======== EXCERPTED DATA ========

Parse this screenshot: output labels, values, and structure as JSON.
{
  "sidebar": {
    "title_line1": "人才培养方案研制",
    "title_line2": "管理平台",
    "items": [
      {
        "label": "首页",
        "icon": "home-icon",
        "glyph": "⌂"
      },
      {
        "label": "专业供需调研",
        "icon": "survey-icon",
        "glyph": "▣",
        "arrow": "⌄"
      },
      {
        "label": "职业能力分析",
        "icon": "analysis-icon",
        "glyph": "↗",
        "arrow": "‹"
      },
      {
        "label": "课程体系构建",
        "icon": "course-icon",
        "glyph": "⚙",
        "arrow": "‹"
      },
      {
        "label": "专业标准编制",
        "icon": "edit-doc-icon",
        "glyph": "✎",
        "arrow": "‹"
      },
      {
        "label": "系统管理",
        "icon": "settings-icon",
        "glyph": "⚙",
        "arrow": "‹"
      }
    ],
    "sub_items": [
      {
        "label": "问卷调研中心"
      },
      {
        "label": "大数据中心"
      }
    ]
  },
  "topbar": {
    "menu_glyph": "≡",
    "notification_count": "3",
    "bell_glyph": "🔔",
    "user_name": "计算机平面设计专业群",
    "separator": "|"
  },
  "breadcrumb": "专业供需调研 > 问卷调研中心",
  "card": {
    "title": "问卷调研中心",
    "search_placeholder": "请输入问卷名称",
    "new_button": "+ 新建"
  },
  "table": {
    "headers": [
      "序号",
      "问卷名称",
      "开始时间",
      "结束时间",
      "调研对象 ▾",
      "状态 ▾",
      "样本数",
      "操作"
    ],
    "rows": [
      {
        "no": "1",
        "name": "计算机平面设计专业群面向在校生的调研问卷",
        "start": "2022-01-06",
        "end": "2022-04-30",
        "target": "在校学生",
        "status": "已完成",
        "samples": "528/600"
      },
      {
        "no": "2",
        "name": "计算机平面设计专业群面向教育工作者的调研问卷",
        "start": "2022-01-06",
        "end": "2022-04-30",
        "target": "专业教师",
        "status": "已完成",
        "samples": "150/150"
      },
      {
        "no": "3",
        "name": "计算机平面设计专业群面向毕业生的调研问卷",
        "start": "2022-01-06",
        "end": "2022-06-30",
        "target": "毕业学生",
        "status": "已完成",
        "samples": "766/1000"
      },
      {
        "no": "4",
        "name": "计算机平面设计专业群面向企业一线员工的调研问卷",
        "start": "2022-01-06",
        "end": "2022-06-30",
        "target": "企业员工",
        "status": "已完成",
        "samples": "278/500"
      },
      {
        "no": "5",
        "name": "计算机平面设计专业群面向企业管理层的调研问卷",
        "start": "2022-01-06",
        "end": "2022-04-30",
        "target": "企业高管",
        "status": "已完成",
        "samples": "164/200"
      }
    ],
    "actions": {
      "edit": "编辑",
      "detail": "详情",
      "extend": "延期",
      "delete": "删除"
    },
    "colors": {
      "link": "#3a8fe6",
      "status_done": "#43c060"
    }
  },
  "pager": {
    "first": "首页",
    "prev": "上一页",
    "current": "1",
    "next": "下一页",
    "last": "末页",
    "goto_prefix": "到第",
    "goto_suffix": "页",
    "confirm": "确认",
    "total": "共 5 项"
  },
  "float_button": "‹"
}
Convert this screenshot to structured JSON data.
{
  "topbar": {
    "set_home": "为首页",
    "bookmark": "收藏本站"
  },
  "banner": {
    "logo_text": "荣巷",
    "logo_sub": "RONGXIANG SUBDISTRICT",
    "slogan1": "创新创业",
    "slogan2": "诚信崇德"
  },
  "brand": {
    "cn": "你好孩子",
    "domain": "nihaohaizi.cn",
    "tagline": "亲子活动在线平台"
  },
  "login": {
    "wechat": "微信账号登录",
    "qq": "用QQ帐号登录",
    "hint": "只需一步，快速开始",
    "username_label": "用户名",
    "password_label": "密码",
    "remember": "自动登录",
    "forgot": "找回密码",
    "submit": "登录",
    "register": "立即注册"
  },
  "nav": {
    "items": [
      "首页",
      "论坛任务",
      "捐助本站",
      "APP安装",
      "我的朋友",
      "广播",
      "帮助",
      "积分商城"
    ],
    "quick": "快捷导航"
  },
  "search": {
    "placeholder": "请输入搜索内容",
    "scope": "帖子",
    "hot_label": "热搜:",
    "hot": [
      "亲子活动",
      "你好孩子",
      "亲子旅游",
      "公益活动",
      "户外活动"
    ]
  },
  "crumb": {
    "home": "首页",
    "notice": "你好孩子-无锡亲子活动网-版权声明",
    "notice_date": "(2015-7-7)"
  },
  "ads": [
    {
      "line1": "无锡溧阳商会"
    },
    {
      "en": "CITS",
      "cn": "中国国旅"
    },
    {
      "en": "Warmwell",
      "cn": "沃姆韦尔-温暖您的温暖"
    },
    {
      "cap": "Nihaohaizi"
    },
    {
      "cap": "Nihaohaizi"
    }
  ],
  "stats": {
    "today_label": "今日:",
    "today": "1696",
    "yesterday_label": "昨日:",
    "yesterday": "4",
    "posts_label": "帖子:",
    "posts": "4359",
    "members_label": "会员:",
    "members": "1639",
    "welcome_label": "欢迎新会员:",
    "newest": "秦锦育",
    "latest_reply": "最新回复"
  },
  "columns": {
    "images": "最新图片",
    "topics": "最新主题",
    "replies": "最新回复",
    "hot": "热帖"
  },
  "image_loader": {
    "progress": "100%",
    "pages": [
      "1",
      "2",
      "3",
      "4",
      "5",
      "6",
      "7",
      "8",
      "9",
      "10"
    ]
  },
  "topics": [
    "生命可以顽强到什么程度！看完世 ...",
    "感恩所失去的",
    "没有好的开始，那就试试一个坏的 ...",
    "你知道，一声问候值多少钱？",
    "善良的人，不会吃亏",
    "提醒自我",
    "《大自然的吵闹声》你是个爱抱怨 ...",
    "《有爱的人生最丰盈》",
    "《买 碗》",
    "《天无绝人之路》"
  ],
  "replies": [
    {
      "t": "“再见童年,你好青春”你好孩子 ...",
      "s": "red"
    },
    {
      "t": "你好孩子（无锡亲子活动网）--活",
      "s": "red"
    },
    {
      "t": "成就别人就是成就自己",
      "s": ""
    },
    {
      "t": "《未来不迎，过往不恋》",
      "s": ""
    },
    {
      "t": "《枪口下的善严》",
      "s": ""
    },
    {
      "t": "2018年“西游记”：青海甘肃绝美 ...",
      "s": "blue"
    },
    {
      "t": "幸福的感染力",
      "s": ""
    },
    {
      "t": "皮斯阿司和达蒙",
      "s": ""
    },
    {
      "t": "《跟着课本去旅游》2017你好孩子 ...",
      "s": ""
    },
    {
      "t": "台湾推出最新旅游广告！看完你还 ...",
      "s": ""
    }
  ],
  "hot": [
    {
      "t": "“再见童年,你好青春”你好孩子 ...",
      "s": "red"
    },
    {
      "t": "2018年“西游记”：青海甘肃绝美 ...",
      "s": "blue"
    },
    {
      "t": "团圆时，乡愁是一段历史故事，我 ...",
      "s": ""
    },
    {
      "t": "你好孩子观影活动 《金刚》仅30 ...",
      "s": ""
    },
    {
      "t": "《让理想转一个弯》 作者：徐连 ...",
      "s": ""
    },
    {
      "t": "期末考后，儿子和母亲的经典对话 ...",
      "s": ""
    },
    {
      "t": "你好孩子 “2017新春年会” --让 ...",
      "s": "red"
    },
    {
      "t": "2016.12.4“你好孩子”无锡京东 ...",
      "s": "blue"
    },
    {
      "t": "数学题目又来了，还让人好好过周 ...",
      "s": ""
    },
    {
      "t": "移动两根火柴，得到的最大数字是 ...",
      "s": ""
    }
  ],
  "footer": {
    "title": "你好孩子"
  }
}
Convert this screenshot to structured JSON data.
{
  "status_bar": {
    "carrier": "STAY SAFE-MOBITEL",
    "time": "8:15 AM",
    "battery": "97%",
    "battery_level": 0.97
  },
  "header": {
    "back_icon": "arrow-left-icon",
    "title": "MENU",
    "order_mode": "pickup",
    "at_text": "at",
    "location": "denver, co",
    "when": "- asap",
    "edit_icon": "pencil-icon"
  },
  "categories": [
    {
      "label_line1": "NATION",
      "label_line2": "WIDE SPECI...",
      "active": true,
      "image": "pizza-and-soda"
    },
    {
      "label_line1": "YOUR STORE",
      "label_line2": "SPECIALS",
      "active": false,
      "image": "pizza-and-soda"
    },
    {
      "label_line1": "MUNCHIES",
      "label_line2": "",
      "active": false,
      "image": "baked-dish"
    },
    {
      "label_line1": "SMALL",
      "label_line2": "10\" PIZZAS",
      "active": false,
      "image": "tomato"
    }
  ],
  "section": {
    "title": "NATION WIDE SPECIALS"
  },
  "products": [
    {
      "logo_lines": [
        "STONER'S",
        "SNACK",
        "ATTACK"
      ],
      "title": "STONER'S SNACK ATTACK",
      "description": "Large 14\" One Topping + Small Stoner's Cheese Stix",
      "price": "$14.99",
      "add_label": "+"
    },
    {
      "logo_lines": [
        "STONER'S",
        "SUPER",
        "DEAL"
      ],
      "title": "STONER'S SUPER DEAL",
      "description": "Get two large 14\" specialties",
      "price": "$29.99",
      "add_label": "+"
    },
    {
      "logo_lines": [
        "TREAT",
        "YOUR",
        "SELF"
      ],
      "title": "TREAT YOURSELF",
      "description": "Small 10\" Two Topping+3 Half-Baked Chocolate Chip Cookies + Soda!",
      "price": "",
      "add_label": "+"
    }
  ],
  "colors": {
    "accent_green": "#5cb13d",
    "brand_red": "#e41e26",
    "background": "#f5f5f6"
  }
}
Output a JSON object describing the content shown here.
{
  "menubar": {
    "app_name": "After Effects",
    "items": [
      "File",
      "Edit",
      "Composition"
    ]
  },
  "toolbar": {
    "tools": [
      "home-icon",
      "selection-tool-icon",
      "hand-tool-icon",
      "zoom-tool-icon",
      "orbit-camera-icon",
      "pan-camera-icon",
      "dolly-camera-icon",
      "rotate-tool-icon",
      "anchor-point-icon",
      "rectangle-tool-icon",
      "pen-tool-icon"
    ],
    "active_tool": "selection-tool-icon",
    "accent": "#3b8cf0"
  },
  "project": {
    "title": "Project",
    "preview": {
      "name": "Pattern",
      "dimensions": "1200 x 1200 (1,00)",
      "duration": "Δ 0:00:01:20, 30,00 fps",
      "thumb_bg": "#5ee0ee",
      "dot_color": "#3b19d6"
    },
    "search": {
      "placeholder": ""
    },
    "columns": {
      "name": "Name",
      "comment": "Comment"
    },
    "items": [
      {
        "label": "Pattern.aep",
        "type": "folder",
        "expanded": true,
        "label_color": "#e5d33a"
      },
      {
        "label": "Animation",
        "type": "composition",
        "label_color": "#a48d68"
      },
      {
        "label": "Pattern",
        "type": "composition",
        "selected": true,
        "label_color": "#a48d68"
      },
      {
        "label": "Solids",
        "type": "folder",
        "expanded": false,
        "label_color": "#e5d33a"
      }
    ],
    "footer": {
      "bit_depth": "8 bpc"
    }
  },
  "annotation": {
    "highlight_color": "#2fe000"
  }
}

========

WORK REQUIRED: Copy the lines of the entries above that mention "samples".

TASK SOLUTION:
        "samples": "528/600"
        "samples": "150/150"
        "samples": "766/1000"
        "samples": "278/500"
        "samples": "164/200"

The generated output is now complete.